EXERCISE DETAILS
Could you report every line from the entries that includes the word "область"?

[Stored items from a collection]
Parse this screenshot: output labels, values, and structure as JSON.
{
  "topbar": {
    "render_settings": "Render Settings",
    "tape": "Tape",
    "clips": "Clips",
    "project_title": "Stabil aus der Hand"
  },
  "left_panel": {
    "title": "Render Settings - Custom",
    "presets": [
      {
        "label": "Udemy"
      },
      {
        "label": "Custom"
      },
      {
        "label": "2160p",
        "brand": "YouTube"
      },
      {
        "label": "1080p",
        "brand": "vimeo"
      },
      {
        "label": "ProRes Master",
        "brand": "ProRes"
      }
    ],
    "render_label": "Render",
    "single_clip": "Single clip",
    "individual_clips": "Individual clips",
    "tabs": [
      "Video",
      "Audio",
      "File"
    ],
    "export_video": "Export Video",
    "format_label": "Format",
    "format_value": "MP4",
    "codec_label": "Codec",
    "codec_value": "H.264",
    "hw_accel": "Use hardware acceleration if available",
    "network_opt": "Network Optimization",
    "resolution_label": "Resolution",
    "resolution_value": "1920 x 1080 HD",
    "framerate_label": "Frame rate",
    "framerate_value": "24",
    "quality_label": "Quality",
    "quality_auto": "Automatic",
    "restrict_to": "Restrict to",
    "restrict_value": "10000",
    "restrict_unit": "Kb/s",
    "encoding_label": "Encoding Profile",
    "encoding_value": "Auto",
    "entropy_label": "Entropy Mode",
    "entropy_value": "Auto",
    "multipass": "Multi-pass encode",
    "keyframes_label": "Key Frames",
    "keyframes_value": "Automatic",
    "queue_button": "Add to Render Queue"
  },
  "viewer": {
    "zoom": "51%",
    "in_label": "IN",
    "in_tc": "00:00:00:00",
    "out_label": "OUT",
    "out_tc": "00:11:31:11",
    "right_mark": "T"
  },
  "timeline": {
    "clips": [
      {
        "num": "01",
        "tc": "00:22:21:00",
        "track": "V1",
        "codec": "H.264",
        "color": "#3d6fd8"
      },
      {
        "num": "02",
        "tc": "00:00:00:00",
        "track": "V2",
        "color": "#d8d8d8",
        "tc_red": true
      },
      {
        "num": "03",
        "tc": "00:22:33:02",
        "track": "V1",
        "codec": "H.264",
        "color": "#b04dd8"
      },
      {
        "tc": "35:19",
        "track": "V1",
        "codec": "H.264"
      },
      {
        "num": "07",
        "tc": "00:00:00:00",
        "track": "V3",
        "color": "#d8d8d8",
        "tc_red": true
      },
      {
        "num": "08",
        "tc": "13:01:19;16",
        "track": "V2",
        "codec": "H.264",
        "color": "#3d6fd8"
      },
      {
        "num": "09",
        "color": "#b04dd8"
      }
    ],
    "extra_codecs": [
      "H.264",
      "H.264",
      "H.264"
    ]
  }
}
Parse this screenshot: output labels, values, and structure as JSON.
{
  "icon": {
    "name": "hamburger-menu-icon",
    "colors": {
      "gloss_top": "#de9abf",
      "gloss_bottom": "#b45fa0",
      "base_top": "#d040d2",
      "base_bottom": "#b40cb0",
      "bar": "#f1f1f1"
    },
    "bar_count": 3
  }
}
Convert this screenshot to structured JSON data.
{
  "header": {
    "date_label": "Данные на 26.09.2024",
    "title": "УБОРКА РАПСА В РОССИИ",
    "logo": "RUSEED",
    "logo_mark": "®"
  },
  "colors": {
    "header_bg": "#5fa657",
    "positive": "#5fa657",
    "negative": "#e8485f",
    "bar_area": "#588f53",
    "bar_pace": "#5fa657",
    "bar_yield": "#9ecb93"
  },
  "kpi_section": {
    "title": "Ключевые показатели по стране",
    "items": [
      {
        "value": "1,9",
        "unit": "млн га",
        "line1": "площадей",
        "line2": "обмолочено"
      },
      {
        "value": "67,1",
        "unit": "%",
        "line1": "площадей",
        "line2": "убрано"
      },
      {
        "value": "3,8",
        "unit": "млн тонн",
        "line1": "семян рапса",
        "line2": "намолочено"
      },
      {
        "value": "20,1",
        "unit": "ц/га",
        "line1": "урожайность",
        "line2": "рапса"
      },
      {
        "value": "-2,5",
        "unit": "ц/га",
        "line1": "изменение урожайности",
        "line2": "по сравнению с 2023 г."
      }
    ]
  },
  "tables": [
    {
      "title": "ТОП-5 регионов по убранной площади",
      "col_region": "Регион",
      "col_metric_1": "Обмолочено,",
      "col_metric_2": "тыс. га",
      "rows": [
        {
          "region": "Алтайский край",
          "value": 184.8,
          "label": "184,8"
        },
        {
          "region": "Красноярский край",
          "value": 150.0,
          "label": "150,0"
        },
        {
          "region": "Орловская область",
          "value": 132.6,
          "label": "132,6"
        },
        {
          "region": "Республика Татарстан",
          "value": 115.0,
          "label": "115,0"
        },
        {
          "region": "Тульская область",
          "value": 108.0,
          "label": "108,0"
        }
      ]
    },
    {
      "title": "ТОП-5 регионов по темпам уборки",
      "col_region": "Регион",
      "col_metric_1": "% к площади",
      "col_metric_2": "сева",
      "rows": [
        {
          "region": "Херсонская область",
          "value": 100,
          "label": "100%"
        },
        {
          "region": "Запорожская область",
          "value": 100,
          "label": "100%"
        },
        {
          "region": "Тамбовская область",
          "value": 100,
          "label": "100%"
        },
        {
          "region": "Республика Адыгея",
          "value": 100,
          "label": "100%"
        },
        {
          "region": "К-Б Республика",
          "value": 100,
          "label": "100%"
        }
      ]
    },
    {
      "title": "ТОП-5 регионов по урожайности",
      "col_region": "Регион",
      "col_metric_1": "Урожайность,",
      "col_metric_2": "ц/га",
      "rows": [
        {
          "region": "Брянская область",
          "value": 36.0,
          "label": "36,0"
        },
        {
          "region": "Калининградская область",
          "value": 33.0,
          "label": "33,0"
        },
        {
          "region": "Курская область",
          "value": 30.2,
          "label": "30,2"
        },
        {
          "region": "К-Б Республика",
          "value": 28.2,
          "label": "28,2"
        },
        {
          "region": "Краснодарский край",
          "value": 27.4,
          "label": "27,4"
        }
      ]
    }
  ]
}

ANSWER FOR THIS EXERCISE
          "region": "Орловская область",
          "region": "Тульская область",
          "region": "Херсонская область",
          "region": "Запорожская область",
          "region": "Тамбовская область",
          "region": "Брянская область",
          "region": "Калининградская область",
          "region": "Курская область",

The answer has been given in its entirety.